Have you got the Power?
When it comes to surveys there's one particular researcher that can strike fear or joy into carmakers. For over 40 years JD Power has held carmakers to account as the self appointed ‘Voice of the Customer’.
Recent years have seen the research giant step up its activities in the UK with brands quick to either realise the benefits of including accolades in their marketing or move to address shortcomings ahead of the follow-up survey.
This year sees a new JD Power survey which cuts to the heart of the ownership experience and is as relevant to fleet managers and company cars drivers as it is to private customers. The JD Power 2015 UK Customer Service Index (CSI) Study was published in August and identified which brands offer the best customer experience through their dealer networks.
The methodology was robust, drawing upon an analytical template used around the world in 16 countries. The inaugural UK survey was based on a sample of 9,091 respondents who purchased a new vehicle between April 2012 and March 2014. The research was conducted between March and May 2015.
The study measured customer's satisfaction with their service experience at franchised dealerships for both maintenance and repair work. It analysed this satisfaction by examining five measures, which it listed in order of importance as: service quality (26%); service initiation (23%); service advisor (19%); vehicle pick-up (17%); and service facility (16%).
The overall satisfaction score was calculated on a 1,000-point scale.
What is helpful for fleet managers is that the research was split into premium and volume brands: the results are revealing.
It’s a given that the German brands know how to deliver top quality cars utilising the latest technology and presenting them in desirable packages but, according to the survey, their customer service was found wanting.
The highest ranked premium brand was Volvo with a satisfaction score of 779. This is an impressive showing for a carmaker that was pretty much starved of new product during the period covered by the research as Geely, its Chinese owner since 2010, was still taking stock of its acquisition.

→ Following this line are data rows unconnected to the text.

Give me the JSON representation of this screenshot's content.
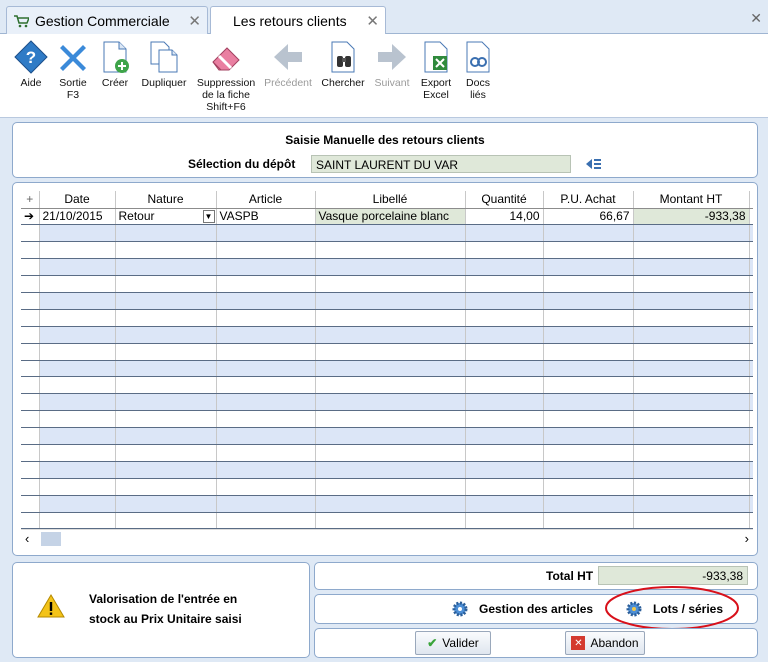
{
  "tabs": [
    {
      "label": "Gestion Commerciale",
      "active": false
    },
    {
      "label": "Les retours clients",
      "active": true
    }
  ],
  "toolbar": {
    "aide": "Aide",
    "sortie": [
      "Sortie",
      "F3"
    ],
    "creer": "Créer",
    "dupliquer": "Dupliquer",
    "suppression": [
      "Suppression",
      "de la fiche",
      "Shift+F6"
    ],
    "precedent": "Précédent",
    "chercher": "Chercher",
    "suivant": "Suivant",
    "export": [
      "Export",
      "Excel"
    ],
    "docs": [
      "Docs",
      "liés"
    ]
  },
  "header": {
    "title": "Saisie Manuelle des retours clients",
    "depot_label": "Sélection du dépôt",
    "depot_value": "SAINT LAURENT DU VAR"
  },
  "grid": {
    "columns": [
      "Date",
      "Nature",
      "Article",
      "Libellé",
      "Quantité",
      "P.U. Achat",
      "Montant HT"
    ],
    "rows": [
      {
        "date": "21/10/2015",
        "nature": "Retour",
        "article": "VASPB",
        "libelle": "Vasque porcelaine blanc",
        "quantite": "14,00",
        "pu_achat": "66,67",
        "montant_ht": "-933,38"
      }
    ]
  },
  "warning": {
    "line1": "Valorisation de l'entrée en",
    "line2": "stock au Prix Unitaire saisi"
  },
  "totals": {
    "label": "Total HT",
    "value": "-933,38"
  },
  "actions": {
    "gestion_articles": "Gestion des articles",
    "lots_series": "Lots / séries",
    "valider": "Valider",
    "abandon": "Abandon"
  },
  "colors": {
    "accent": "#2e7bc9",
    "row_alt": "#dce6f7",
    "field_green": "#dfe8d9",
    "highlight_ellipse": "#d8101a"
  }
}
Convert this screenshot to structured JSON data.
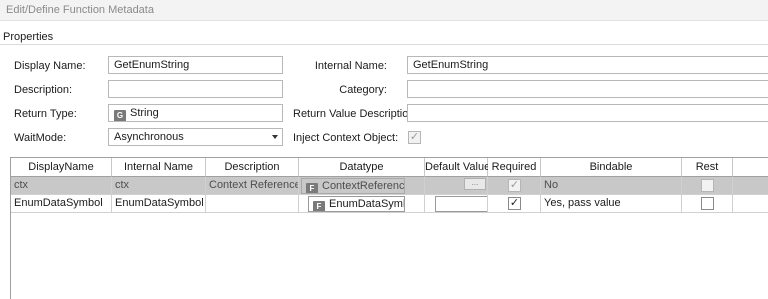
{
  "window": {
    "title": "Edit/Define Function Metadata"
  },
  "properties": {
    "group_label": "Properties",
    "display_name": {
      "label": "Display Name:",
      "value": "GetEnumString"
    },
    "internal_name": {
      "label": "Internal Name:",
      "value": "GetEnumString"
    },
    "description": {
      "label": "Description:",
      "value": ""
    },
    "category": {
      "label": "Category:",
      "value": ""
    },
    "return_type": {
      "label": "Return Type:",
      "badge": "G",
      "value": "String"
    },
    "return_value_description": {
      "label": "Return Value Description:",
      "value": ""
    },
    "wait_mode": {
      "label": "WaitMode:",
      "value": "Asynchronous"
    },
    "inject_context_object": {
      "label": "Inject Context Object:",
      "checked": true,
      "mark": "✓"
    }
  },
  "grid": {
    "columns": [
      "DisplayName",
      "Internal Name",
      "Description",
      "Datatype",
      "Default Value",
      "Required",
      "Bindable",
      "Rest"
    ],
    "rows": [
      {
        "display_name": "ctx",
        "internal_name": "ctx",
        "description": "Context Reference",
        "datatype_badge": "F",
        "datatype": "ContextReference",
        "default_value": "...",
        "required_mark": "✓",
        "bindable": "No",
        "rest_mark": ""
      },
      {
        "display_name": "EnumDataSymbol",
        "internal_name": "EnumDataSymbol",
        "description": "",
        "datatype_badge": "F",
        "datatype": "EnumDataSymbol",
        "default_value": "",
        "required_mark": "✓",
        "bindable": "Yes, pass value",
        "rest_mark": ""
      }
    ]
  },
  "icons": {
    "type_badge": "badge-icon",
    "dropdown": "chevron-down-icon",
    "checkbox": "checkmark-icon",
    "ellipsis": "ellipsis-button"
  },
  "colors": {
    "selected_row": "#c8c8c8",
    "titlebar_text": "#8a8a8a",
    "badge": "#7a7a7a"
  }
}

Second was Land Rover with 767 points, a brand which has benefited from its ownership under Tata with the Range Rover Evoque attracting conquest customers since its 2011 debut. Third place went to Audi, the highest rated German brand with 762 points.
With both Jaguar and Lexus included in the survey, but excluded from the rankings by JD Power because of their small sample size, the average score for premium brands was 761. This meant both Mercedes (756) and BMW (754) were found to be under par. A surprising result considering the high level of investment both brands expect its dealers to make in delivering the highest possible levels of customer satisfaction.
There were plenty of surprises among the volume brands too. With 17 brands in contention and the likes of relatively low volume players such as Suzuki, Mazda and Seat jostling with the accepted big boys, the overall average was 737. The top performer was Honda (768) an impressive achievement for a brand that had effectively put a hold on its launch activities as it grappled with Japan’s economic downturn and the impact of the 2011 earthquake and tsunami. The period also saw UK sales nosedive but Honda customers are a resilient and loyal breed and have clearly been looked after by dealers.
Suzuki and Toyota were ranked joint second with a score of 759 and Kia and Skoda shared fourth place with 758. Mini took fifth place with 747 points.
The worst performing volume brand was Fiat (704), followed by Renault (715) and Seat (723).
“The common perception is that the luxury brands are able to deliver a more satisfying customer experience, but the study shows this is not the case,” said Dr Axel Sprenger, JD Power’s senior director of European automotive operations.
“Any brand and any dealership can provide a consistently positive customer experience if they make it a priority and have the people and processes in place. When they do they will be able to build customer loyalty.”
Choosing the right company car is a relatively straightforward process as it involves tangible factors such as emissions, fuel consumption, list price and whole life costs. However, with vehicles requiring regular servicing and maintenance, the ability of the brand’s dealers to deliver high levels of customer satisfaction is also an important consideration for you and your drivers.